[Page and application data records]
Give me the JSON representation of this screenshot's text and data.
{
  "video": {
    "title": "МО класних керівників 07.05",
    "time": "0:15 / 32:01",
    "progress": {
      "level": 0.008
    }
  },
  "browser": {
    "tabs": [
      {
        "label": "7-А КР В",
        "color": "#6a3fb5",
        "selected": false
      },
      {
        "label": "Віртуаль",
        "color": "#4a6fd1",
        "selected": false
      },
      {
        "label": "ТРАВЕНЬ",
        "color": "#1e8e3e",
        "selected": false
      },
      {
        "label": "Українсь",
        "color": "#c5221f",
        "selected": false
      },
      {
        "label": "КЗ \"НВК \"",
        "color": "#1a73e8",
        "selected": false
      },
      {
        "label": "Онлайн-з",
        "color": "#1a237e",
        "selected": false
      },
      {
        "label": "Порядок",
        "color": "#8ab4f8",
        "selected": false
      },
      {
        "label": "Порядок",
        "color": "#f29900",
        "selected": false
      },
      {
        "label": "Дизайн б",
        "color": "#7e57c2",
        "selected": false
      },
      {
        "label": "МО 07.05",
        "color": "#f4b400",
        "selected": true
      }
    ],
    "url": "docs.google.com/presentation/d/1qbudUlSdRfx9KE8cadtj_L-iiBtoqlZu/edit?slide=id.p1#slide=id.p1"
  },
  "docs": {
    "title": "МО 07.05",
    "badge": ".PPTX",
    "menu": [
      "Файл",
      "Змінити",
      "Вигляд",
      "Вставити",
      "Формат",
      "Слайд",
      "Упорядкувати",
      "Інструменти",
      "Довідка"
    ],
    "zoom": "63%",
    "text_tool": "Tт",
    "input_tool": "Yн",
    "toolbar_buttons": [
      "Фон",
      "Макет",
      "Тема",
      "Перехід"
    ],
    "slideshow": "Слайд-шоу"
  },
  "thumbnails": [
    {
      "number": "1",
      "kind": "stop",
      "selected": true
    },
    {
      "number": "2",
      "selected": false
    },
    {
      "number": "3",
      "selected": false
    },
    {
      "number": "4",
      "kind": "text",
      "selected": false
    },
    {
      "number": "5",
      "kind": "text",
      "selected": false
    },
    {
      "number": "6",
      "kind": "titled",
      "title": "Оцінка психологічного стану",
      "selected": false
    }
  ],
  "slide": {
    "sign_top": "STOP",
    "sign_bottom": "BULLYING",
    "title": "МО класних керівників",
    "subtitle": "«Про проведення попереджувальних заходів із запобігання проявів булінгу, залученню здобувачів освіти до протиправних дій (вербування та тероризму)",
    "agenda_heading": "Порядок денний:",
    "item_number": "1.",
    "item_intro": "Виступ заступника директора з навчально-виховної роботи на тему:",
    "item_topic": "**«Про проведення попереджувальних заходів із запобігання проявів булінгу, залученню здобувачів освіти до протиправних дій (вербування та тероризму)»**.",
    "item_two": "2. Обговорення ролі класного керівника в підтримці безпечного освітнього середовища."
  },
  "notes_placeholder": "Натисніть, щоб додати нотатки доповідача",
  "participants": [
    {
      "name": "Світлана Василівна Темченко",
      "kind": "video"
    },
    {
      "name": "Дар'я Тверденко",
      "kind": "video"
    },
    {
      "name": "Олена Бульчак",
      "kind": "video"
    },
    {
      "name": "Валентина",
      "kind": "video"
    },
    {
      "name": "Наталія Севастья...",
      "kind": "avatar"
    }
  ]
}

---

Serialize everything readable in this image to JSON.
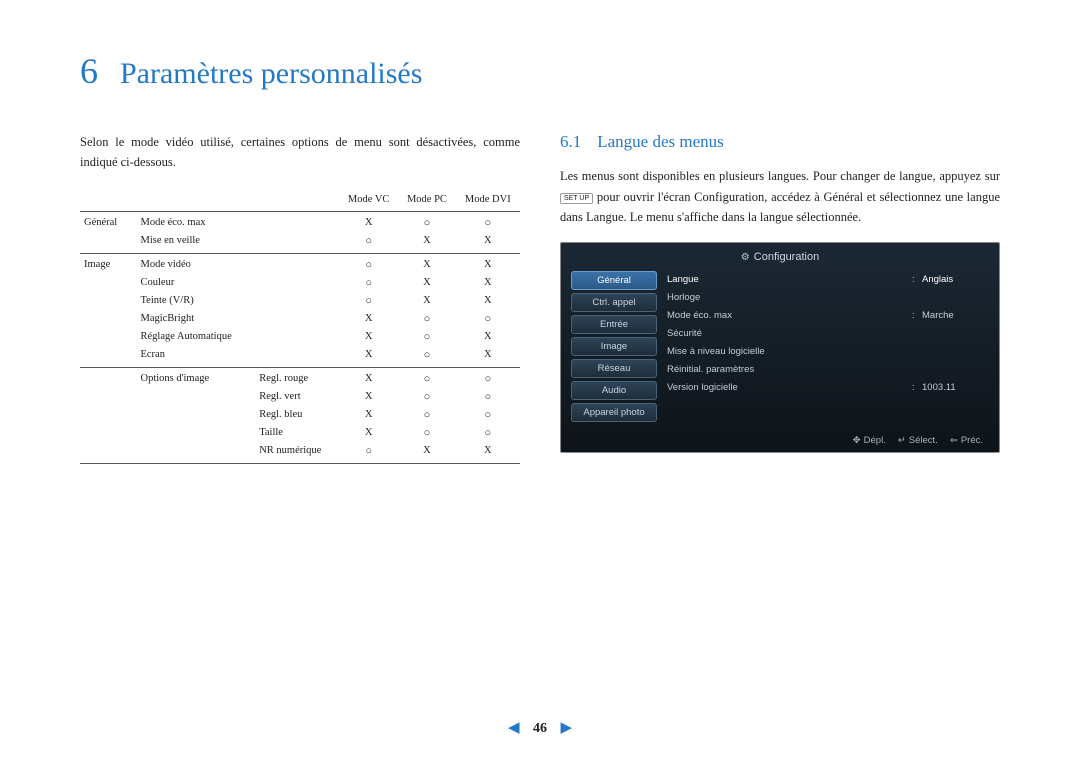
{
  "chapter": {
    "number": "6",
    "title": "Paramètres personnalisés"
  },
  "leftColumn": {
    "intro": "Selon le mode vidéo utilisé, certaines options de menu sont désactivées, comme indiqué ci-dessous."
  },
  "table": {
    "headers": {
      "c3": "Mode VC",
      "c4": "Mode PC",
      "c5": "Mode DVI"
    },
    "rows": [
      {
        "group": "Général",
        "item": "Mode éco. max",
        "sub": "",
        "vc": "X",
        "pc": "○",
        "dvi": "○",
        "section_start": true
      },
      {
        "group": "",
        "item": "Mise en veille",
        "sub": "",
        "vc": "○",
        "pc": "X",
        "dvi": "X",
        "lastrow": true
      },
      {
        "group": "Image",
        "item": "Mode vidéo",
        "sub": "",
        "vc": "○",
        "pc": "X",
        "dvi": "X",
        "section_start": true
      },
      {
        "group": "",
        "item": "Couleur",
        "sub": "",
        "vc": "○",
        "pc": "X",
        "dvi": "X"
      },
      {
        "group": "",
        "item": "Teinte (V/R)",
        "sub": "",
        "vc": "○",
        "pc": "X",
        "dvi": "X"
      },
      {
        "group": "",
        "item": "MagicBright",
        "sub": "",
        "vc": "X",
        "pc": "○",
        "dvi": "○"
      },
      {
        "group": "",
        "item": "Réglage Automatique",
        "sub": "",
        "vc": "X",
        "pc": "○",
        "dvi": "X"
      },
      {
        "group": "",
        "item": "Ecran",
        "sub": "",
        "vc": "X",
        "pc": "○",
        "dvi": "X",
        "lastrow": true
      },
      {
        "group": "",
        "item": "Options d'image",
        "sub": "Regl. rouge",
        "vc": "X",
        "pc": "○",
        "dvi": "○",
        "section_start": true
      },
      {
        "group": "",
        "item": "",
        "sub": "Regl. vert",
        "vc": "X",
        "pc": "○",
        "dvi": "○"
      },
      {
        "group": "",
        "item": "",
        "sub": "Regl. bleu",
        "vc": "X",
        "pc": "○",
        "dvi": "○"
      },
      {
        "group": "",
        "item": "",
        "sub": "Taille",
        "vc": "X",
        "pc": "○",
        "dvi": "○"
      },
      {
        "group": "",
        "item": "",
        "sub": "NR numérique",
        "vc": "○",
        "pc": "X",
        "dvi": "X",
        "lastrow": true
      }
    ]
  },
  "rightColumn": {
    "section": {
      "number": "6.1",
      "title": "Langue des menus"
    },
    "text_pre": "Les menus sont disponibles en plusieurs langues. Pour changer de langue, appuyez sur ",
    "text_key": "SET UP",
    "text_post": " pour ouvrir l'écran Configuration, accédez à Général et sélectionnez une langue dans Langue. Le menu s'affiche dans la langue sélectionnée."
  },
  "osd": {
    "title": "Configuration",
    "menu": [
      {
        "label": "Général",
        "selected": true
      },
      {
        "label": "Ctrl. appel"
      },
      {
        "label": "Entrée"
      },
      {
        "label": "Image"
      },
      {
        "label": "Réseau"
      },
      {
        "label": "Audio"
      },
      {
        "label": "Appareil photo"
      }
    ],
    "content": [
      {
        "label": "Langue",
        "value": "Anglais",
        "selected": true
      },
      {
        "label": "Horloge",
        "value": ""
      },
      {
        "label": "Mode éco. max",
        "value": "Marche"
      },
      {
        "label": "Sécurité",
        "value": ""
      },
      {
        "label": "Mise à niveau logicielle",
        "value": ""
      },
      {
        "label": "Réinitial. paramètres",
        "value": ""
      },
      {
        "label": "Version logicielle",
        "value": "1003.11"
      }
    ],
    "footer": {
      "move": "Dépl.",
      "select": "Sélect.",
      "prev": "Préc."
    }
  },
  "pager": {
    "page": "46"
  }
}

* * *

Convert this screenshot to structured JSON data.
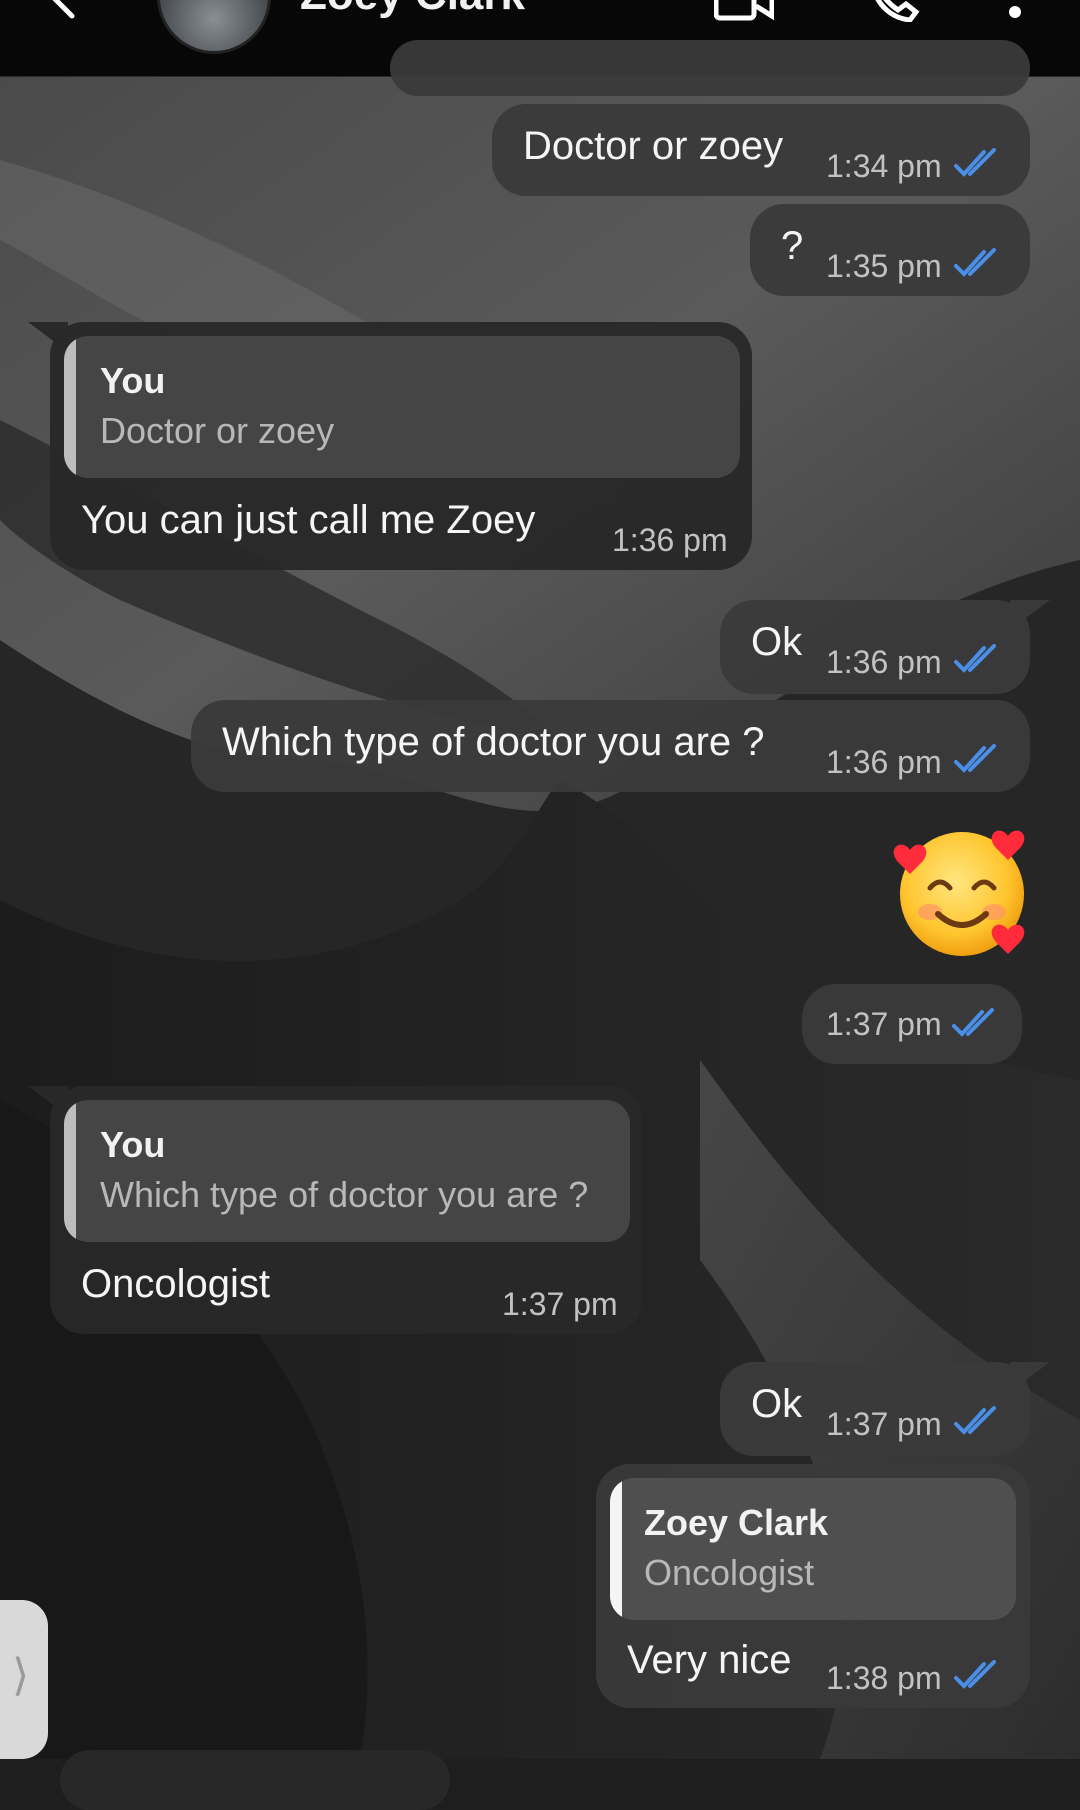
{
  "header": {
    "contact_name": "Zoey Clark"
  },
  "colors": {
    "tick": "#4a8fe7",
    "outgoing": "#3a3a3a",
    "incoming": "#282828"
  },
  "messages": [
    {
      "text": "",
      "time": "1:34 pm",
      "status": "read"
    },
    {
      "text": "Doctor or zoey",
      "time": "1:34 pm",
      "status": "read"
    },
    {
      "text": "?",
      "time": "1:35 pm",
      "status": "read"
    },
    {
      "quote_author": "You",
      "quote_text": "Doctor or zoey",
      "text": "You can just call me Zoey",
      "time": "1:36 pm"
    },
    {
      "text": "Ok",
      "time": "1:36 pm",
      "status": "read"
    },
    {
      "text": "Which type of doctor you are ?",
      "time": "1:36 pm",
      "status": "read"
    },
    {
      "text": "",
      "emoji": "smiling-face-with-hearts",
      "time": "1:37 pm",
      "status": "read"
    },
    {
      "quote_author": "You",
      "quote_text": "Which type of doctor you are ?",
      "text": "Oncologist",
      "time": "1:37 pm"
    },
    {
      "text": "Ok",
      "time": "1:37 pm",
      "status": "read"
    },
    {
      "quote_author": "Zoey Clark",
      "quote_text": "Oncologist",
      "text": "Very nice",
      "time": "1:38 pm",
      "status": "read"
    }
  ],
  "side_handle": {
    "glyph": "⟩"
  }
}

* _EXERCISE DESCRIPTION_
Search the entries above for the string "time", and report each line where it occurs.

* _EXERCISE SOLUTION_
    "time": "0:15 / 32:01",
      "time": "1:34 pm",
      "time": "1:34 pm",
      "time": "1:35 pm",
      "time": "1:36 pm"
      "time": "1:36 pm",
      "time": "1:36 pm",
      "time": "1:37 pm",
      "time": "1:37 pm"
      "time": "1:37 pm",
      "time": "1:38 pm",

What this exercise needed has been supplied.